I’m not suggesting that you have to have absolute obedience to the government. Paul and Peter were not naive, mainly since there were times when they disobeyed the state. There are several other instances in Scripture where the “obey God or man” tension was high, which led the followers of God to choose to disobey the civil authority.
The big idea is that Christians should always obey the state unless (1) the Bible forbids us from doing something or (2) commands us to do something. The temptation, of course, is to find loopholes in what the Bible teaches because we don’t like what someone is asking us. You must make those decisions carefully, and they must fit within these two categories.
The attitude of the Christian should be a willingness to submit to authority, and you will if you follow the outline that Peter gives us. If the Bible does not forbid it or does not command it, you have to address the real issue for your resistance. Perhaps these few possible heart issues will get the conversation started.
None of these things have to be wrong, but they are not promises from God’s Word. You could apply these three desires to newlyweds, and you know the outcome: they are heading into marriage trouble. The Bible warns about folks who are unchangeable, crave more freedom, and elevate pet preferences.
The concept of “going to church” fits better into the don’t want to change, love my freedoms, and pet preferences categories. You cannot make a biblical case for meeting together in a building as a reason to resist the state. You may not like it, but it’s a stretch to put it in the “God commands it” category.
Notice that I used the language “going to church,” which is not how I talk about gathering with the church. Biblically speaking, nobody “goes to church” because we are the church. It’s like saying, “I’m going to family” when you’re meeting with your family. Some folks have used this sub-biblical language so often that they equate “going to church” with gathering as a church.
The state has not forbidden us from assembling, but only said we couldn’t do it in the traditional way of large meetings in a building. We’re still meeting, but differently. When you look at the issue biblically, in this instance, you can obey God and the state.
There are several reasons we should obey the state in this matter. Here are a few:

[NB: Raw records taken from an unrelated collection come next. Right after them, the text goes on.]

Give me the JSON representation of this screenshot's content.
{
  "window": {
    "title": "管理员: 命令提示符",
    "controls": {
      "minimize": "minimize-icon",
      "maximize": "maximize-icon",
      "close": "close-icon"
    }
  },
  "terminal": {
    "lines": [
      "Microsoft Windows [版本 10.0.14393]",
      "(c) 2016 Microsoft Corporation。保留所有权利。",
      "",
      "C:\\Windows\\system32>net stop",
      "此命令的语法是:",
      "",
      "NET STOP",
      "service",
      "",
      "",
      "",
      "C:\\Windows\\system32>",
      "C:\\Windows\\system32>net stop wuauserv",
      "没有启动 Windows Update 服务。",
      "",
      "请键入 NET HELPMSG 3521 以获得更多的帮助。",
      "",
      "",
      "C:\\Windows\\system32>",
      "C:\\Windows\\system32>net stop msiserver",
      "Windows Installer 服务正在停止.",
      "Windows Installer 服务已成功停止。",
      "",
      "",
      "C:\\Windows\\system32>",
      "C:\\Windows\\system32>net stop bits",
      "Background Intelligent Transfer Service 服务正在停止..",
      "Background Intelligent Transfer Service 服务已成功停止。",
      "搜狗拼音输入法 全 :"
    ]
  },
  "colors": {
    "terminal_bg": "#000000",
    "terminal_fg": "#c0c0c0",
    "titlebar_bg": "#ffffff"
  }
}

Americans have been living in ways that Christians from previous centuries could not imagine. We also live differently than our brothers and sisters in today’s persecuted countries. These privileges of common grace are changing. We need to rethink what biblical suffering means, according to how we see it portrayed in the Bible. We have not lived that kind of life.
If this recent change is disrupting your soul and even causing you to respond sinfully, the best response is to challenge your soul rather than striking out against the government. There is coming a day when the stakes will be much higher, and today is the time to learn how to live under those future conditions.
Rick Thomas leads a training network for Christians to assist them in becoming more effective soul care providers. RickThomas.Net reaches people around the world through consulting, training, podcasting, writing, counseling, and speaking.
In 1990 he earned a BA in Theology, and in 1991 he received a BS in Education. In 1993 he was ordained into Christian ministry, and in 2000 he graduated with an MA in Counseling from The Master’s University in Santa Clarita, CA. In 2006 he was recognized as a Fellow of the Association of Certified Biblical Counselors (ACBC).